Start of Material provided
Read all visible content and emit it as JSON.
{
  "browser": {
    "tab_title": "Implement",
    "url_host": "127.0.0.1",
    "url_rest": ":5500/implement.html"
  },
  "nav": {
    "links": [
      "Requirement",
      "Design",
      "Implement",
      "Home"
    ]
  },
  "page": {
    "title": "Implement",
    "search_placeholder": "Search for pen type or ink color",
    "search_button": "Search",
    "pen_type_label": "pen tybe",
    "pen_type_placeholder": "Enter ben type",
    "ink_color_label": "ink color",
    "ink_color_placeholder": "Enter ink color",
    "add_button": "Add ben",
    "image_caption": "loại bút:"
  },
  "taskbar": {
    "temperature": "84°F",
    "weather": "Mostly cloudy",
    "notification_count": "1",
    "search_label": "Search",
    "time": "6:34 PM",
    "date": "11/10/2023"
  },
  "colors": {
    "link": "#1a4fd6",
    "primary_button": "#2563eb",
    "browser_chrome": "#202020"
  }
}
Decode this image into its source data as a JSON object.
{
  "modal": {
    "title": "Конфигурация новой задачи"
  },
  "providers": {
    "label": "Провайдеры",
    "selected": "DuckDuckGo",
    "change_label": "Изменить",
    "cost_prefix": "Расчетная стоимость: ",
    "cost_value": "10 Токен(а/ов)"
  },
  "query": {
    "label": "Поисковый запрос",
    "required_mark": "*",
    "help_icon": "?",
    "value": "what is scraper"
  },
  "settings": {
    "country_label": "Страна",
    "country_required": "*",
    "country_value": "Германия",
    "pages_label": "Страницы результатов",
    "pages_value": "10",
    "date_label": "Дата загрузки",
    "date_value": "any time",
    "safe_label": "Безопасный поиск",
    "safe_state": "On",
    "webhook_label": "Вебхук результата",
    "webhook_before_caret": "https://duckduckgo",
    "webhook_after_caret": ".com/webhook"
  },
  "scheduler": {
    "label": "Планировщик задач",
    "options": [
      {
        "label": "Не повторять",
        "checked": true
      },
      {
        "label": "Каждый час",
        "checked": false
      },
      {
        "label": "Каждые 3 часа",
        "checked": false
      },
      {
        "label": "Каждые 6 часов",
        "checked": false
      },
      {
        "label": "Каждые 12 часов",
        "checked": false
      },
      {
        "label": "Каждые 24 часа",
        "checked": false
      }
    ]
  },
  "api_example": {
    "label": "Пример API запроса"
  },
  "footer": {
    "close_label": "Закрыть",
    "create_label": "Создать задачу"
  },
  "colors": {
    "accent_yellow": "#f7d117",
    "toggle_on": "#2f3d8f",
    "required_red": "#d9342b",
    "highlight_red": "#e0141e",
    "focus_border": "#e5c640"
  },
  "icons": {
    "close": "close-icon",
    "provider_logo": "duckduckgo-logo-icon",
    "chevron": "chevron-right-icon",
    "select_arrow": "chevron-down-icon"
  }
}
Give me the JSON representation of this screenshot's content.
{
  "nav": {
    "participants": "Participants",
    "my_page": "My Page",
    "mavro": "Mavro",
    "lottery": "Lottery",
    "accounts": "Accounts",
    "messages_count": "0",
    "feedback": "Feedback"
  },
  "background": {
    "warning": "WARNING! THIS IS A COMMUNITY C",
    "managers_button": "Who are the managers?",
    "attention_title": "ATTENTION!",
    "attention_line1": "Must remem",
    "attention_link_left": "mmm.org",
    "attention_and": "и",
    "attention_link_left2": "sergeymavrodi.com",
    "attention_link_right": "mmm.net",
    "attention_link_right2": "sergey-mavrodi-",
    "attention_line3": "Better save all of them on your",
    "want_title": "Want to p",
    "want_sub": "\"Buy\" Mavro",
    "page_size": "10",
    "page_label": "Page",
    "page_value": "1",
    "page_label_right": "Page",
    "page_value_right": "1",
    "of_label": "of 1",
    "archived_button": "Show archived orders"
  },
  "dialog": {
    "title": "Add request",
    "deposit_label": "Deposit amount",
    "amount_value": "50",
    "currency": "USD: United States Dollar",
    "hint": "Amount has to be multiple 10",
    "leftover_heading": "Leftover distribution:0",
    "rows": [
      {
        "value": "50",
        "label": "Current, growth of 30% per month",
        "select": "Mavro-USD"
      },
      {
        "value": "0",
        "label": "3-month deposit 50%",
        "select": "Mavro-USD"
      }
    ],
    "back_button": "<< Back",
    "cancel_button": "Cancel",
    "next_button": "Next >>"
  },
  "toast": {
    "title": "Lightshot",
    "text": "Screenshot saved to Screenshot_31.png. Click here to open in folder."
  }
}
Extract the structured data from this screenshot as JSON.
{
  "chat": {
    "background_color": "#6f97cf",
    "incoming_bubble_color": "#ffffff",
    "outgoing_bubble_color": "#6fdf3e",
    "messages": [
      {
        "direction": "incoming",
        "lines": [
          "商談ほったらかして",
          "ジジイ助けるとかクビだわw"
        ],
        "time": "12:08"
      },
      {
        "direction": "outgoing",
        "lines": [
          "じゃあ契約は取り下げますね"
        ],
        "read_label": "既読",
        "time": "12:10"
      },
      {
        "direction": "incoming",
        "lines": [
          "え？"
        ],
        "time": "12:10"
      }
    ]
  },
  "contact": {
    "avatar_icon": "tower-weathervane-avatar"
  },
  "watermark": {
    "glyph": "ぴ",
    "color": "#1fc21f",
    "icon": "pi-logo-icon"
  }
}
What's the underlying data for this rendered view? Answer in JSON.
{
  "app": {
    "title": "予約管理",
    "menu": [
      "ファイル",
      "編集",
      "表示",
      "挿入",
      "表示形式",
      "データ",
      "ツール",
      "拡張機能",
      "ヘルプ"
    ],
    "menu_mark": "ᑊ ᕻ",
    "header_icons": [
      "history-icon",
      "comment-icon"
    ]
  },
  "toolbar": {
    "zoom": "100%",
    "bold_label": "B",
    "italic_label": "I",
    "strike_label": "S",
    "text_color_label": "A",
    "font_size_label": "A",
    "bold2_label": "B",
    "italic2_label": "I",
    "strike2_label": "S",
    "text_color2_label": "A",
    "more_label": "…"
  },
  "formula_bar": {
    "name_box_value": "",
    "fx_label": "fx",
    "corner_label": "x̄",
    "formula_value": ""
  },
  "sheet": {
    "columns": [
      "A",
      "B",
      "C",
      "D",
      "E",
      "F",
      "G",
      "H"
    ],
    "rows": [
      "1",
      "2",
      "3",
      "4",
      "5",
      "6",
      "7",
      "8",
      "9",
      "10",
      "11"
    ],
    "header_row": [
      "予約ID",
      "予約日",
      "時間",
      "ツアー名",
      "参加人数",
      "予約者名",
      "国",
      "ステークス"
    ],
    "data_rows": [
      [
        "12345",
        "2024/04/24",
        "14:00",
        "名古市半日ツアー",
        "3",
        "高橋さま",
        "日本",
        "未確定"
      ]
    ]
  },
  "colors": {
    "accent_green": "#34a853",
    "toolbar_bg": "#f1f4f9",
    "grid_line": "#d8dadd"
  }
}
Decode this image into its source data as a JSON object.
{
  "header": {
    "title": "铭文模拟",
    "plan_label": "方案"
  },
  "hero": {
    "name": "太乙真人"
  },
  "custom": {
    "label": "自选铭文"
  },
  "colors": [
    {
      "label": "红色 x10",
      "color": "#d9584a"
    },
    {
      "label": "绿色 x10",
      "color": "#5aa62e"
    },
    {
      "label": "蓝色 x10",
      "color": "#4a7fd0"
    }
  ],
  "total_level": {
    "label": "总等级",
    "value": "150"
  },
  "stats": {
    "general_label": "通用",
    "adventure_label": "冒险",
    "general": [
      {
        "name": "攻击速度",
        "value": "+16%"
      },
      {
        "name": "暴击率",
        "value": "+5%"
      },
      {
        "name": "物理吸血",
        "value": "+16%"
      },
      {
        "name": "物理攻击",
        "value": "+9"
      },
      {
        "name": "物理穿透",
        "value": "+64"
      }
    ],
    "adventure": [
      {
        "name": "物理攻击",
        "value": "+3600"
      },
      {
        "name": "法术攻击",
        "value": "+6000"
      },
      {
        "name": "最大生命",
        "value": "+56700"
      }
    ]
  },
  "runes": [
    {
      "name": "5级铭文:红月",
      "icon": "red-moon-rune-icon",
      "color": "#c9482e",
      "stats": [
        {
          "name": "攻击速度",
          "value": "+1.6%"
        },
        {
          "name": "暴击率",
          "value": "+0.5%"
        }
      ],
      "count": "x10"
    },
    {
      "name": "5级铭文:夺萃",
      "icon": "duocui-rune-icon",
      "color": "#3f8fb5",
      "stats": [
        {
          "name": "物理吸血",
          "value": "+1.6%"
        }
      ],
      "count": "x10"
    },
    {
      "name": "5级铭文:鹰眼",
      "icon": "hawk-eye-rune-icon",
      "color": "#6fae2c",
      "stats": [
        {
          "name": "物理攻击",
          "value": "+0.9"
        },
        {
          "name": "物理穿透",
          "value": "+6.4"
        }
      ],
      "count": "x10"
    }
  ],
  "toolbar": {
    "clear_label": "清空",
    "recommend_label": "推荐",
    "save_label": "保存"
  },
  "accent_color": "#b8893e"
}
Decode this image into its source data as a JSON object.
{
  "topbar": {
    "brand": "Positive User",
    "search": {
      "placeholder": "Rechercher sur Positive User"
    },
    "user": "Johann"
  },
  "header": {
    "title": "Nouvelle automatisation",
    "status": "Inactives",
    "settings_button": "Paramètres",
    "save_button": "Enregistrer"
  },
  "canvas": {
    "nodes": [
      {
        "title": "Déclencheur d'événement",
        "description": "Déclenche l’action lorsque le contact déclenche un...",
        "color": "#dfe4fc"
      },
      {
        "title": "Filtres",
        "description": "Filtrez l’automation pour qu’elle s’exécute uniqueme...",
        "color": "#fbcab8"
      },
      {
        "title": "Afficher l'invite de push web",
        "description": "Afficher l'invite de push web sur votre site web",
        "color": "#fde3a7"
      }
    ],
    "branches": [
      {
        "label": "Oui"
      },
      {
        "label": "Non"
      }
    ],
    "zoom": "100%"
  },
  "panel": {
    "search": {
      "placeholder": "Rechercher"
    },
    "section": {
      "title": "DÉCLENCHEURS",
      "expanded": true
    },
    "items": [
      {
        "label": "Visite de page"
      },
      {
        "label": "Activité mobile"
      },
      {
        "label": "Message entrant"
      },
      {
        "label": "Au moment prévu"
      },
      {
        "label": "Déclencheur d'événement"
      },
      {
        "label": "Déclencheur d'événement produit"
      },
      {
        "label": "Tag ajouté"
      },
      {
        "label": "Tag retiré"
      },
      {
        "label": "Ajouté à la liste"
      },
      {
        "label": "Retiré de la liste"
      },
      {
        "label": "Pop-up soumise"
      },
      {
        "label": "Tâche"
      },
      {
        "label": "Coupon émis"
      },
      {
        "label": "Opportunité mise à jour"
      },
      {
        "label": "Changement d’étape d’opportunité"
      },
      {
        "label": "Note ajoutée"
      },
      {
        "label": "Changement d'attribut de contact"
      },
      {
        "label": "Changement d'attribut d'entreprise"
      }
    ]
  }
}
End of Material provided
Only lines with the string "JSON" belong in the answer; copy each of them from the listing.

Read all visible content and emit it as JSON.
Decode this image into its source data as a JSON object.
Give me the JSON representation of this screenshot's content.
Extract the structured data from this screenshot as JSON.
What's the underlying data for this rendered view? Answer in JSON.
Decode this image into its source data as a JSON object.
Decode this image into its source data as a JSON object.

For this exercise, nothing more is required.